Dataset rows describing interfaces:
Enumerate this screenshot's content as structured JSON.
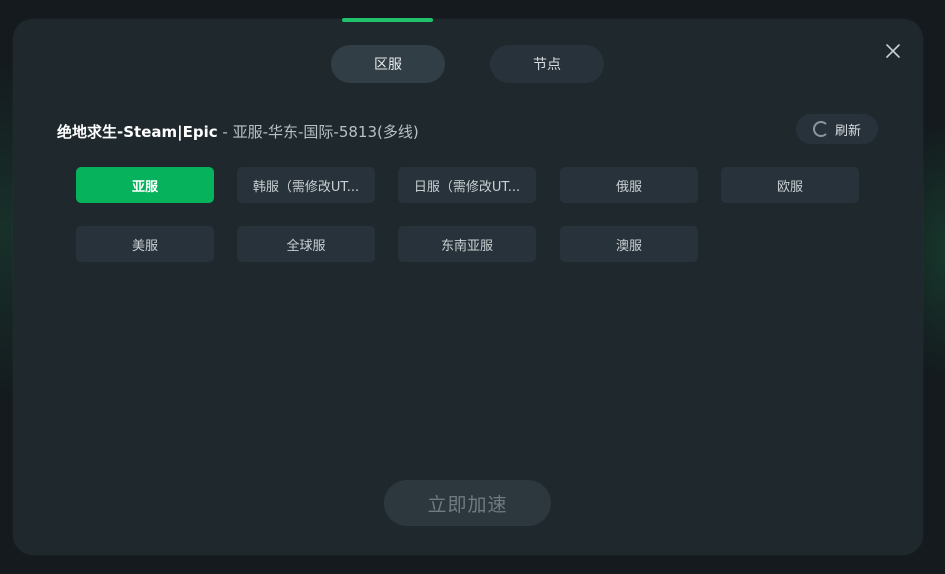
{
  "tabs": [
    {
      "label": "区服",
      "active": true
    },
    {
      "label": "节点",
      "active": false
    }
  ],
  "header": {
    "game_name": "绝地求生-Steam|Epic",
    "separator": " - ",
    "server_name": "亚服-华东-国际-5813(多线)"
  },
  "refresh": {
    "label": "刷新",
    "icon": "loading-spinner-icon"
  },
  "regions": [
    {
      "label": "亚服",
      "active": true
    },
    {
      "label": "韩服（需修改UT...",
      "active": false
    },
    {
      "label": "日服（需修改UT...",
      "active": false
    },
    {
      "label": "俄服",
      "active": false
    },
    {
      "label": "欧服",
      "active": false
    },
    {
      "label": "美服",
      "active": false
    },
    {
      "label": "全球服",
      "active": false
    },
    {
      "label": "东南亚服",
      "active": false
    },
    {
      "label": "澳服",
      "active": false
    }
  ],
  "accelerate": {
    "label": "立即加速",
    "enabled": false
  },
  "close": {
    "icon": "close-icon"
  },
  "colors": {
    "accent": "#06b35c",
    "modal_bg": "#1f282d",
    "button_bg": "#27323a"
  }
}
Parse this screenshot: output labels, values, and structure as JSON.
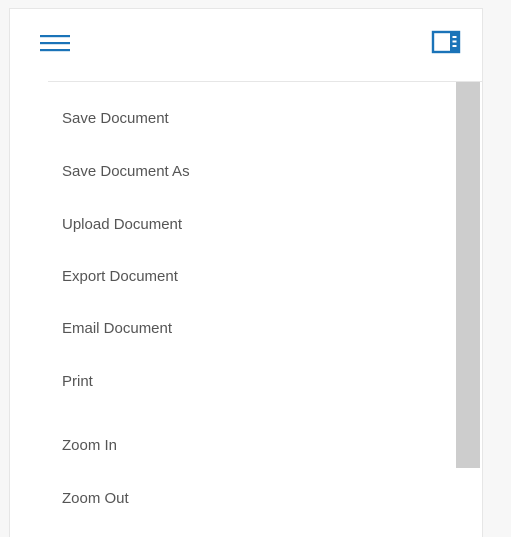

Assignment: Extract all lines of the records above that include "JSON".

Solved problem:
Enumerate this screenshot's content as structured JSON.
Parse this screenshot: output labels, values, and structure as JSON.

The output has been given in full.